> _Description of the task_:
Which lines in the records below contain the word "JSON"? Report each of them.

───

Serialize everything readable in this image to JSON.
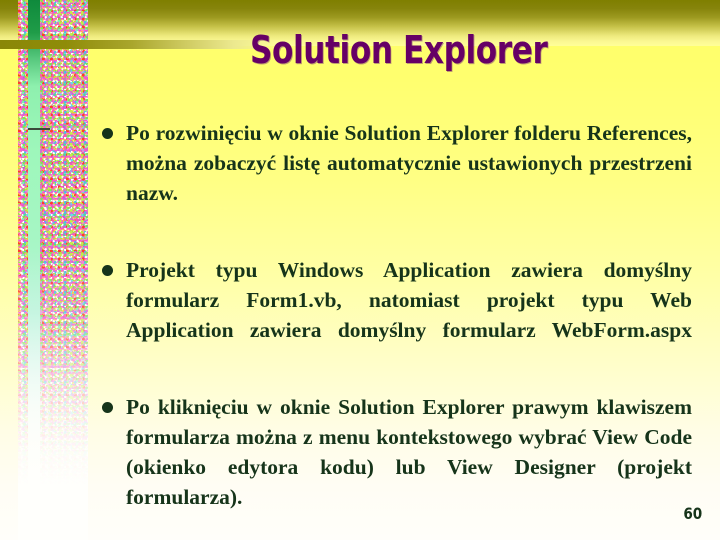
{
  "slide": {
    "title": "Solution Explorer",
    "page_number": "60",
    "colors": {
      "background_top": "#FFFF66",
      "background_bottom": "#FFFEFA",
      "band_olive": "#7F7F00",
      "title_purple": "#660066",
      "body_green": "#16341A",
      "stripe_green": "#8EF0AE"
    },
    "bullets": [
      {
        "marker": "bullet-dot",
        "text": "Po rozwinięciu w oknie Solution Explorer folderu References, można zobaczyć listę automatycznie ustawionych przestrzeni nazw."
      },
      {
        "marker": "bullet-dot",
        "text": "Projekt typu Windows Application zawiera domyślny formularz  Form1.vb, natomiast projekt typu Web Application zawiera domyślny formularz WebForm.aspx"
      },
      {
        "marker": "bullet-dot",
        "text": "Po kliknięciu w oknie Solution Explorer prawym klawiszem formularza można z menu kontekstowego wybrać View Code (okienko edytora kodu) lub View Designer (projekt formularza)."
      }
    ],
    "decor": {
      "sidebar_name": "confetti-texture-band",
      "stripe_name": "green-vertical-stripe",
      "top_band_name": "olive-header-band",
      "rule_name": "olive-horizontal-rule"
    }
  }
}
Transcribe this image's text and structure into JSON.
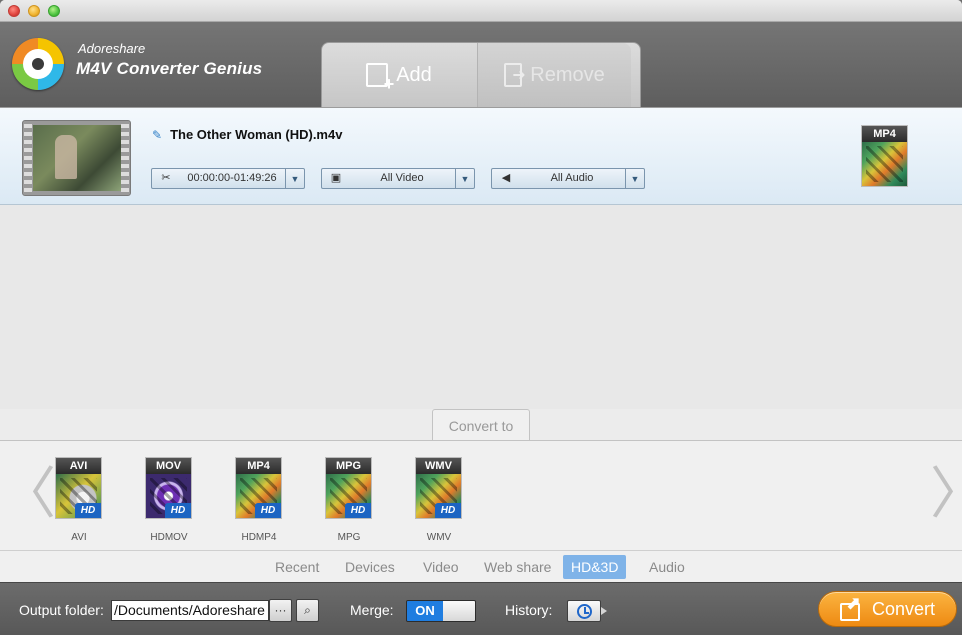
{
  "app": {
    "brand_small": "Adoreshare",
    "brand_big": "M4V Converter Genius"
  },
  "toolbar": {
    "add_label": "Add",
    "remove_label": "Remove"
  },
  "file": {
    "name": "The Other Woman (HD).m4v",
    "time_range": "00:00:00-01:49:26",
    "video_track": "All Video",
    "audio_track": "All Audio",
    "output_format": "MP4"
  },
  "convert_to": {
    "tab_label": "Convert to",
    "formats": [
      {
        "badge": "AVI",
        "caption": "AVI",
        "hd": "HD"
      },
      {
        "badge": "MOV",
        "caption": "HDMOV",
        "hd": "HD"
      },
      {
        "badge": "MP4",
        "caption": "HDMP4",
        "hd": "HD"
      },
      {
        "badge": "MPG",
        "caption": "MPG",
        "hd": "HD"
      },
      {
        "badge": "WMV",
        "caption": "WMV",
        "hd": "HD"
      }
    ],
    "categories": [
      "Recent",
      "Devices",
      "Video",
      "Web share",
      "HD&3D",
      "Audio"
    ],
    "active_category": "HD&3D"
  },
  "bottom": {
    "output_label": "Output folder:",
    "output_value": "/Documents/Adoreshare",
    "browse_label": "···",
    "merge_label": "Merge:",
    "merge_state": "ON",
    "history_label": "History:",
    "convert_label": "Convert"
  },
  "colors": {
    "accent": "#1f7de0",
    "convert_button": "#f39a1f",
    "active_category": "#7fb3e8"
  },
  "icons": {
    "prev": "chevron-left-icon",
    "next": "chevron-right-icon",
    "search": "search-icon",
    "history": "clock-icon"
  }
}
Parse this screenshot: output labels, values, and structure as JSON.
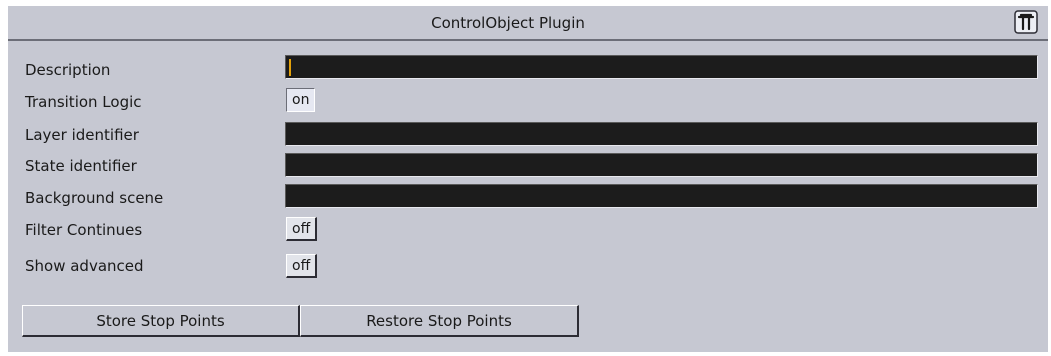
{
  "window": {
    "title": "ControlObject Plugin",
    "icon": "plugin-logo-icon"
  },
  "fields": {
    "description": {
      "label": "Description",
      "value": ""
    },
    "transition_logic": {
      "label": "Transition Logic",
      "value": "on"
    },
    "layer_identifier": {
      "label": "Layer identifier",
      "value": ""
    },
    "state_identifier": {
      "label": "State identifier",
      "value": ""
    },
    "background_scene": {
      "label": "Background scene",
      "value": ""
    },
    "filter_continues": {
      "label": "Filter Continues",
      "value": "off"
    },
    "show_advanced": {
      "label": "Show advanced",
      "value": "off"
    }
  },
  "buttons": {
    "store_stop_points": "Store Stop Points",
    "restore_stop_points": "Restore Stop Points"
  },
  "colors": {
    "panel_bg": "#c6c8d2",
    "field_bg": "#1c1c1c",
    "caret": "#e3a10a"
  }
}
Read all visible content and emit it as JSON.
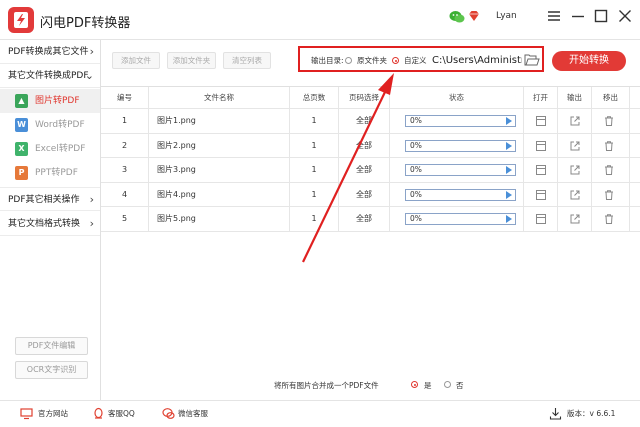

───

> _Exercise response_:
Serialize everything readable in this image to JSON.
Transcribe this image's text and structure into JSON.
Parse this screenshot: output labels, values, and structure as JSON.
Read all visible content and emit it as JSON.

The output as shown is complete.